Individual data has been recorded on "old-school" Scantron forms, such as those used for standardized scholastic tests, on which circles are darkened with pencils to record vital signs and symptoms.
"Those are fed into a Scantron reader so that we can look at the data and work with it," said Terbush. Summary and individual medical data are provided by the missions to host countries.
Terbush is pushing to correct these shortcomings. "In the past missions have used pen and paper" to record medical encounters and to accumulate data, said Terbush, "but some new technologies could be incorporated" in the upcoming mission.
Terbush is considering running the Joint Patient Tracking Application (JPTA) on Continuing Promise 2010. JPTA is a Web-based system originally developed by the U.S. Northern Command for tracking evacuees. It has since been supplanted in theater by the Theater Medical Information Program (TMIP), a suite of software tools fielded by the Army's Medical Communications for Combat Casualty Care (MC4) program that supports battlefield clinical documentation and health surveillance, as well as tools to track patients, supplies and equipment.
Terbush is also considering broadening its international outreach through the more dedicated use of telemedicine technologies.
Past Navy medical missions "have not taken full advantage of telemedicine," said Dr. S. Ward Casscells, former assistant secretary of defense for health affairs who is affiliated with the Universityof Texas. "I pushed them hard when I was assistant secretary and I'm still prodding them" to do more.
"That is where we are headed," said Terbush.
In one case, the Fourth Fleet is working with the Foundation for the Advancement of Children's Esthetics (FACE), a Jacksonville, Fla.-based nongovernmental organization that provides fellowships to Salvadoran surgeons for training on reconstructive facial surgical techniques.
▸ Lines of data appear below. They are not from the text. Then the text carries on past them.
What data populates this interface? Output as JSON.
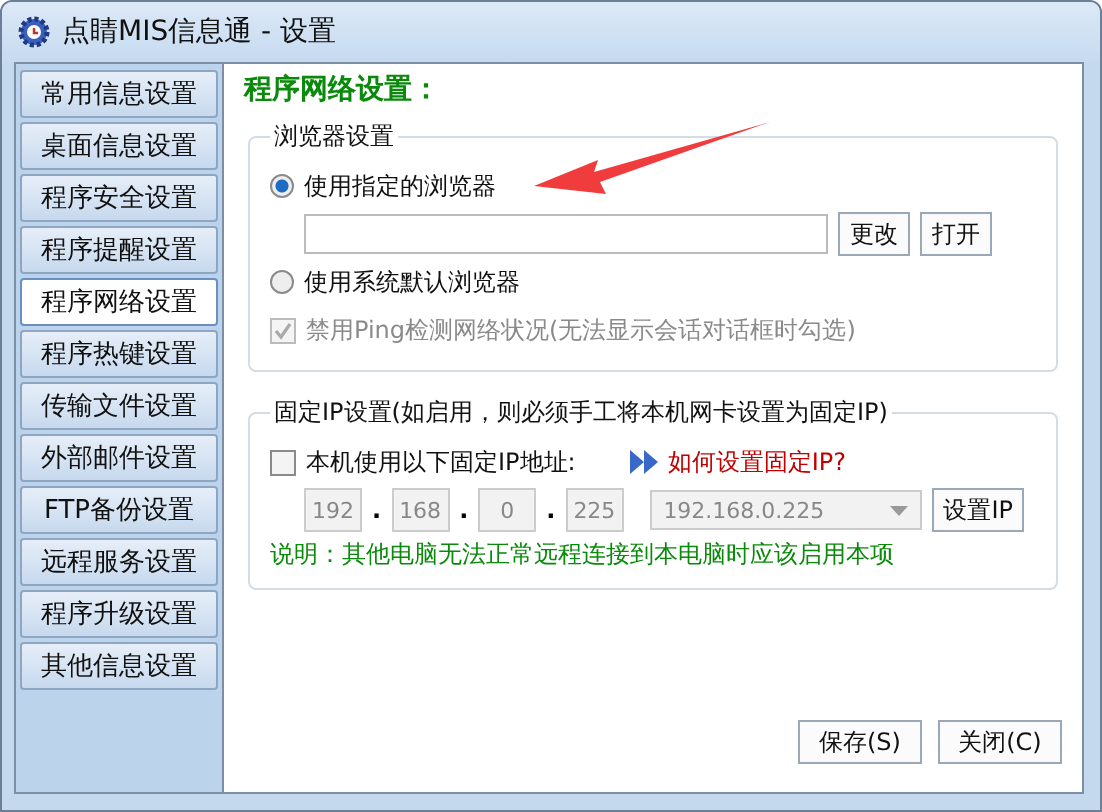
{
  "window": {
    "title": "点睛MIS信息通 - 设置"
  },
  "sidebar": {
    "items": [
      {
        "label": "常用信息设置",
        "selected": false
      },
      {
        "label": "桌面信息设置",
        "selected": false
      },
      {
        "label": "程序安全设置",
        "selected": false
      },
      {
        "label": "程序提醒设置",
        "selected": false
      },
      {
        "label": "程序网络设置",
        "selected": true
      },
      {
        "label": "程序热键设置",
        "selected": false
      },
      {
        "label": "传输文件设置",
        "selected": false
      },
      {
        "label": "外部邮件设置",
        "selected": false
      },
      {
        "label": "FTP备份设置",
        "selected": false
      },
      {
        "label": "远程服务设置",
        "selected": false
      },
      {
        "label": "程序升级设置",
        "selected": false
      },
      {
        "label": "其他信息设置",
        "selected": false
      }
    ]
  },
  "heading": "程序网络设置：",
  "browser_group": {
    "title": "浏览器设置",
    "radios": [
      {
        "label": "使用指定的浏览器",
        "selected": true
      },
      {
        "label": "使用系统默认浏览器",
        "selected": false
      }
    ],
    "buttons": [
      "更改",
      "打开"
    ],
    "ping_checkbox": {
      "label": "禁用Ping检测网络状况(无法显示会话对话框时勾选)",
      "checked": true,
      "disabled": true
    }
  },
  "ip_group": {
    "title": "固定IP设置(如启用，则必须手工将本机网卡设置为固定IP)",
    "checkbox": {
      "label": "本机使用以下固定IP地址:",
      "checked": false
    },
    "help_link": "如何设置固定IP?",
    "octets": [
      "192",
      "168",
      "0",
      "225"
    ],
    "separator": ".",
    "dropdown": {
      "value": "192.168.0.225"
    },
    "button": "设置IP",
    "note": "说明：其他电脑无法正常远程连接到本电脑时应该启用本项"
  },
  "footer_buttons": [
    "保存(S)",
    "关闭(C)"
  ]
}
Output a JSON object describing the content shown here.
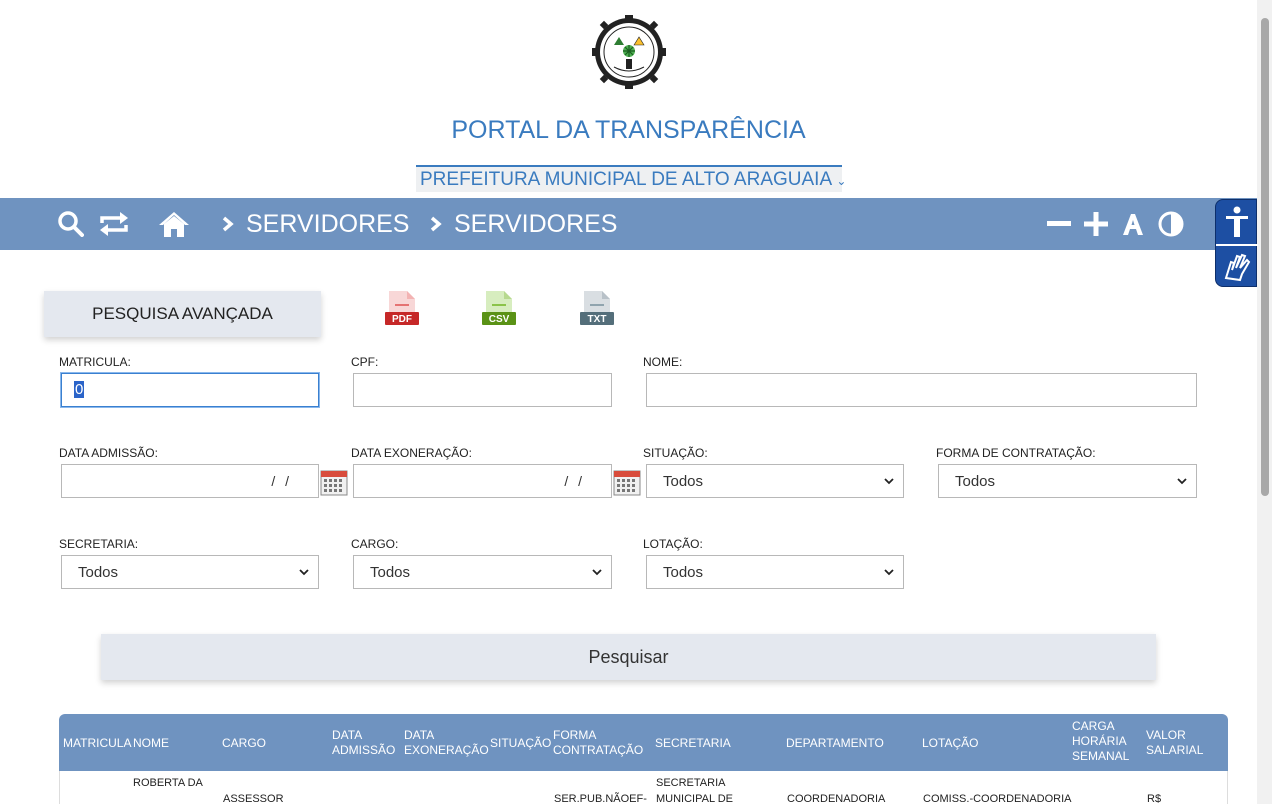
{
  "header": {
    "title": "PORTAL DA TRANSPARÊNCIA",
    "entity_select": "PREFEITURA MUNICIPAL DE ALTO ARAGUAIA"
  },
  "navbar": {
    "breadcrumb": [
      "SERVIDORES",
      "SERVIDORES"
    ]
  },
  "toolbar": {
    "advanced_search": "PESQUISA AVANÇADA",
    "exports": [
      "PDF",
      "CSV",
      "TXT"
    ]
  },
  "form": {
    "matricula": {
      "label": "MATRICULA:",
      "value": "0"
    },
    "cpf": {
      "label": "CPF:",
      "value": ""
    },
    "nome": {
      "label": "NOME:",
      "value": ""
    },
    "data_admissao": {
      "label": "DATA ADMISSÃO:",
      "mask": "/ /"
    },
    "data_exoneracao": {
      "label": "DATA EXONERAÇÃO:",
      "mask": "/ /"
    },
    "situacao": {
      "label": "SITUAÇÃO:",
      "value": "Todos"
    },
    "forma_contratacao": {
      "label": "FORMA DE CONTRATAÇÃO:",
      "value": "Todos"
    },
    "secretaria": {
      "label": "SECRETARIA:",
      "value": "Todos"
    },
    "cargo": {
      "label": "CARGO:",
      "value": "Todos"
    },
    "lotacao": {
      "label": "LOTAÇÃO:",
      "value": "Todos"
    },
    "submit": "Pesquisar"
  },
  "table": {
    "headers": {
      "matricula": "MATRICULA",
      "nome": "NOME",
      "cargo": "CARGO",
      "data_admissao": [
        "DATA",
        "ADMISSÃO"
      ],
      "data_exoneracao": [
        "DATA",
        "EXONERAÇÃO"
      ],
      "situacao": "SITUAÇÃO",
      "forma_contratacao": [
        "FORMA",
        "CONTRATAÇÃO"
      ],
      "secretaria": "SECRETARIA",
      "departamento": "DEPARTAMENTO",
      "lotacao": "LOTAÇÃO",
      "carga_horaria": [
        "CARGA",
        "HORÁRIA",
        "SEMANAL"
      ],
      "valor_salarial": [
        "VALOR",
        "SALARIAL"
      ]
    },
    "rows": [
      {
        "nome": "ROBERTA DA",
        "cargo": "ASSESSOR",
        "forma_contratacao": "SER.PUB.NÃOEF-",
        "secretaria": [
          "SECRETARIA",
          "MUNICIPAL DE"
        ],
        "departamento": "COORDENADORIA",
        "lotacao": "COMISS.-COORDENADORIA",
        "valor_salarial": "R$"
      }
    ]
  },
  "colors": {
    "accent": "#3a7bbf",
    "navbar": "#6f93c0",
    "accessibility": "#1d4fa3",
    "pdf": "#c62828",
    "csv": "#5a9216",
    "txt": "#546e7a"
  },
  "icons": [
    "search-icon",
    "refresh-icon",
    "home-icon",
    "chevron-right-icon",
    "zoom-out-icon",
    "zoom-in-icon",
    "font-icon",
    "contrast-icon",
    "accessibility-icon",
    "sign-language-icon",
    "calendar-icon"
  ]
}
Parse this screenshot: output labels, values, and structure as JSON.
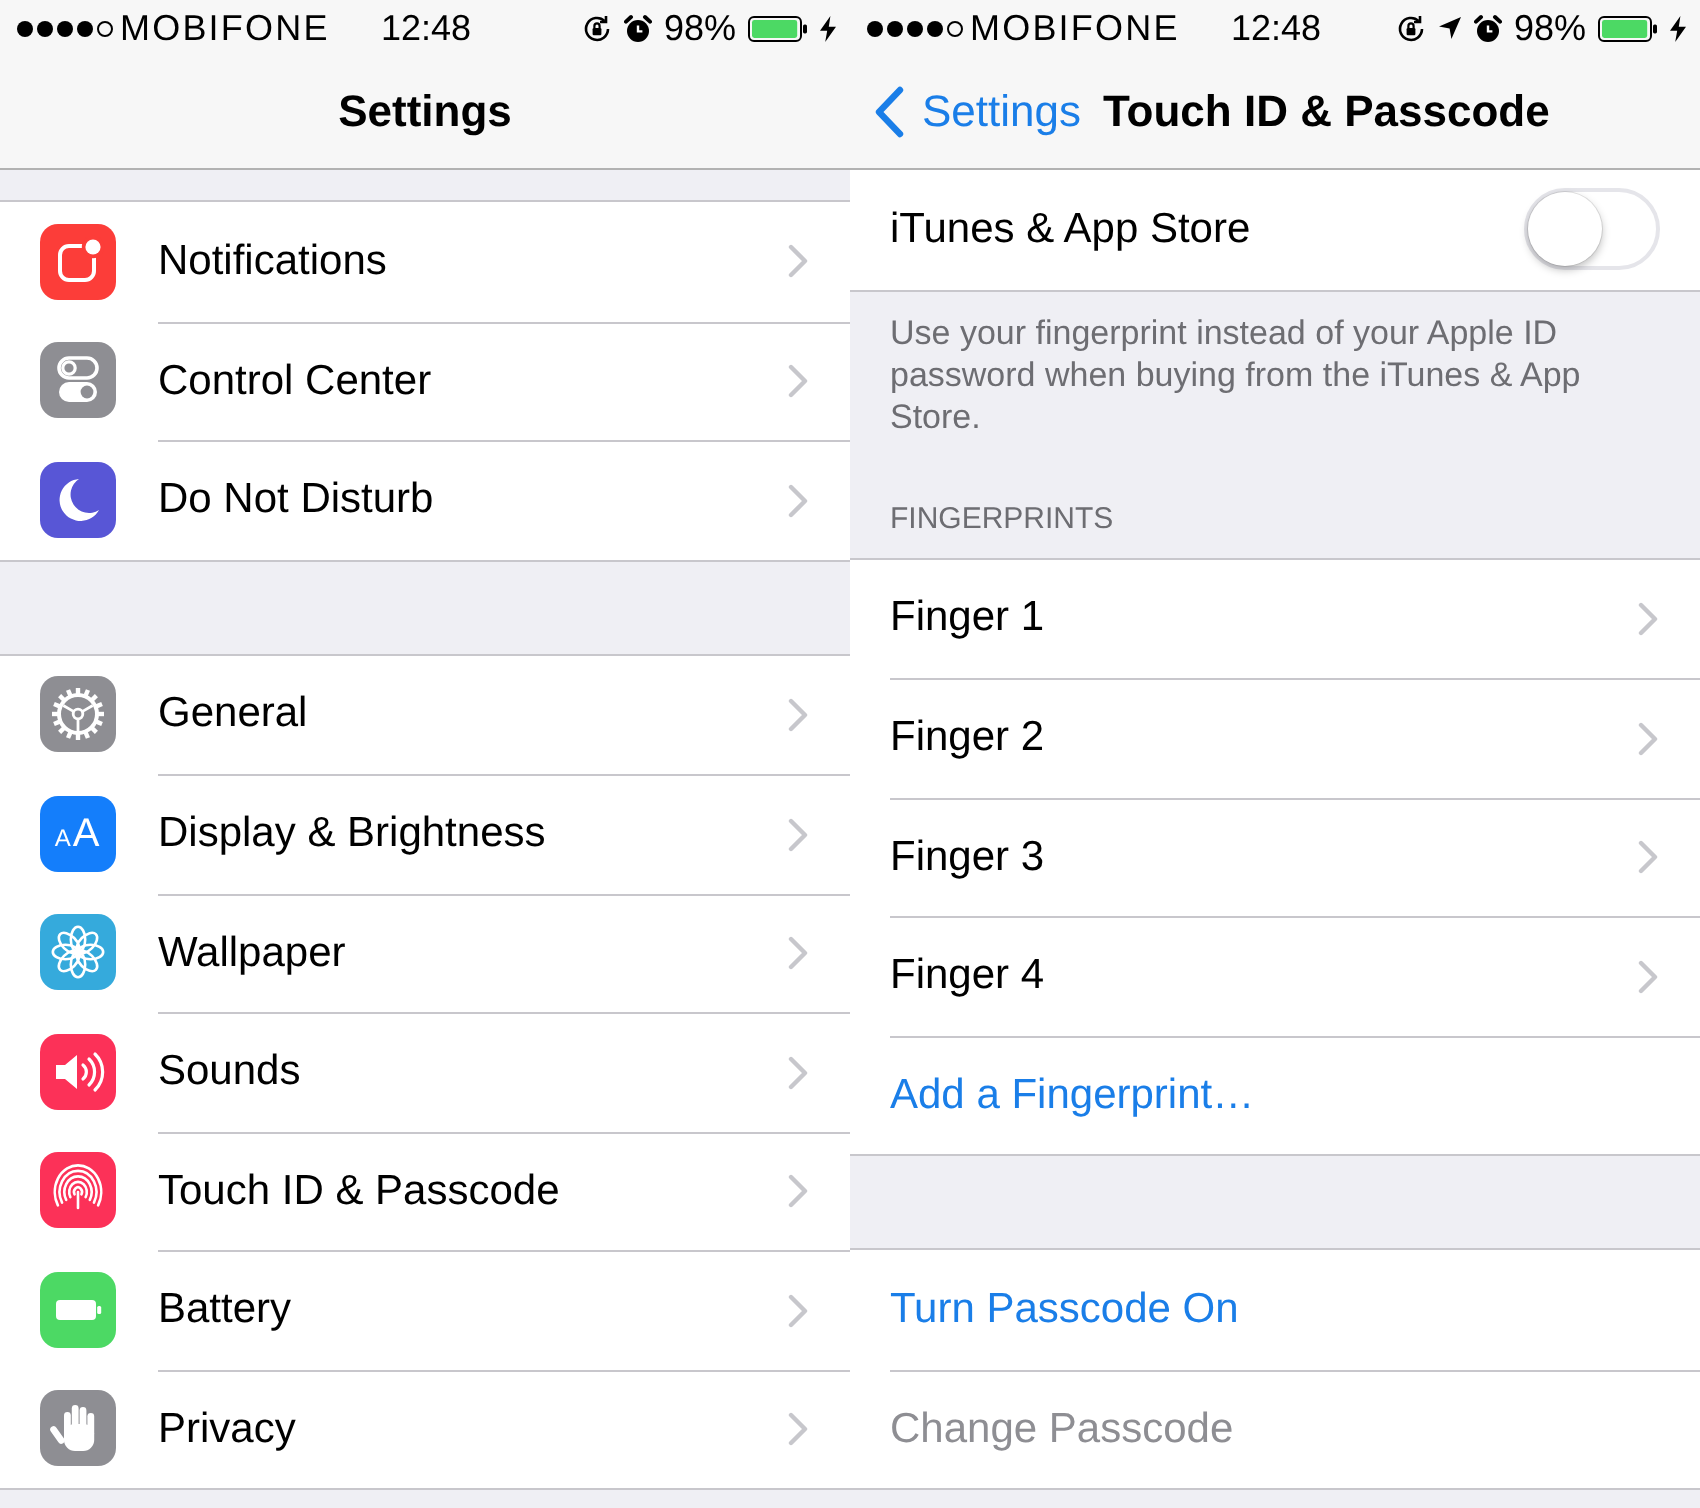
{
  "screens": [
    {
      "status_bar": {
        "carrier": "MOBIFONE",
        "time": "12:48",
        "battery": "98%",
        "rotation_lock": true,
        "location": false,
        "alarm": true,
        "charging": true
      },
      "nav_bar": {
        "title": "Settings"
      },
      "groups": [
        {
          "items": [
            {
              "kind": "disclosure",
              "label": "Notifications",
              "color": "#fc3d39"
            },
            {
              "kind": "disclosure",
              "label": "Control Center",
              "color": "#8e8e93"
            },
            {
              "kind": "disclosure",
              "label": "Do Not Disturb",
              "color": "#5856d6"
            }
          ]
        },
        {
          "items": [
            {
              "kind": "disclosure",
              "label": "General",
              "color": "#8e8e93"
            },
            {
              "kind": "disclosure",
              "label": "Display & Brightness",
              "color": "#147efb",
              "icon_text": "AA"
            },
            {
              "kind": "disclosure",
              "label": "Wallpaper",
              "color": "#35aadc"
            },
            {
              "kind": "disclosure",
              "label": "Sounds",
              "color": "#fc3158"
            },
            {
              "kind": "disclosure",
              "label": "Touch ID & Passcode",
              "color": "#fc3158"
            },
            {
              "kind": "disclosure",
              "label": "Battery",
              "color": "#4cd964"
            },
            {
              "kind": "disclosure",
              "label": "Privacy",
              "color": "#8e8e93"
            }
          ]
        }
      ]
    },
    {
      "status_bar": {
        "carrier": "MOBIFONE",
        "time": "12:48",
        "battery": "98%",
        "rotation_lock": true,
        "location": true,
        "alarm": true,
        "charging": true
      },
      "nav_bar": {
        "back": "Settings",
        "title": "Touch ID & Passcode"
      },
      "groups": [
        {
          "items": [
            {
              "kind": "toggle",
              "label": "iTunes & App Store",
              "on": false
            }
          ],
          "footer": "Use your fingerprint instead of your Apple ID password when buying from the iTunes & App Store."
        },
        {
          "header": "FINGERPRINTS",
          "items": [
            {
              "kind": "disclosure",
              "label": "Finger 1"
            },
            {
              "kind": "disclosure",
              "label": "Finger 2"
            },
            {
              "kind": "disclosure",
              "label": "Finger 3"
            },
            {
              "kind": "disclosure",
              "label": "Finger 4"
            },
            {
              "kind": "action",
              "label": "Add a Fingerprint…",
              "disabled": false
            }
          ]
        },
        {
          "items": [
            {
              "kind": "action",
              "label": "Turn Passcode On",
              "disabled": false
            },
            {
              "kind": "action",
              "label": "Change Passcode",
              "disabled": true
            }
          ]
        }
      ]
    }
  ]
}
"The concept is to build a telemedicine network between FACE headquarters and facilities in Latin Americato provide real-time consultations, supervision, and oversight for facial plastic surgery procedures," said Terbush.
Terbush has applied to the Army's Telemedicine and Advanced Technology Research Center (TATRC) for financial support of such a project, but to date, TATRC has been non-committal. "We are in preliminary discussions," said Col. Ron Poropatich, TATRC's deputy director, "but have not committed to supporting this project yet."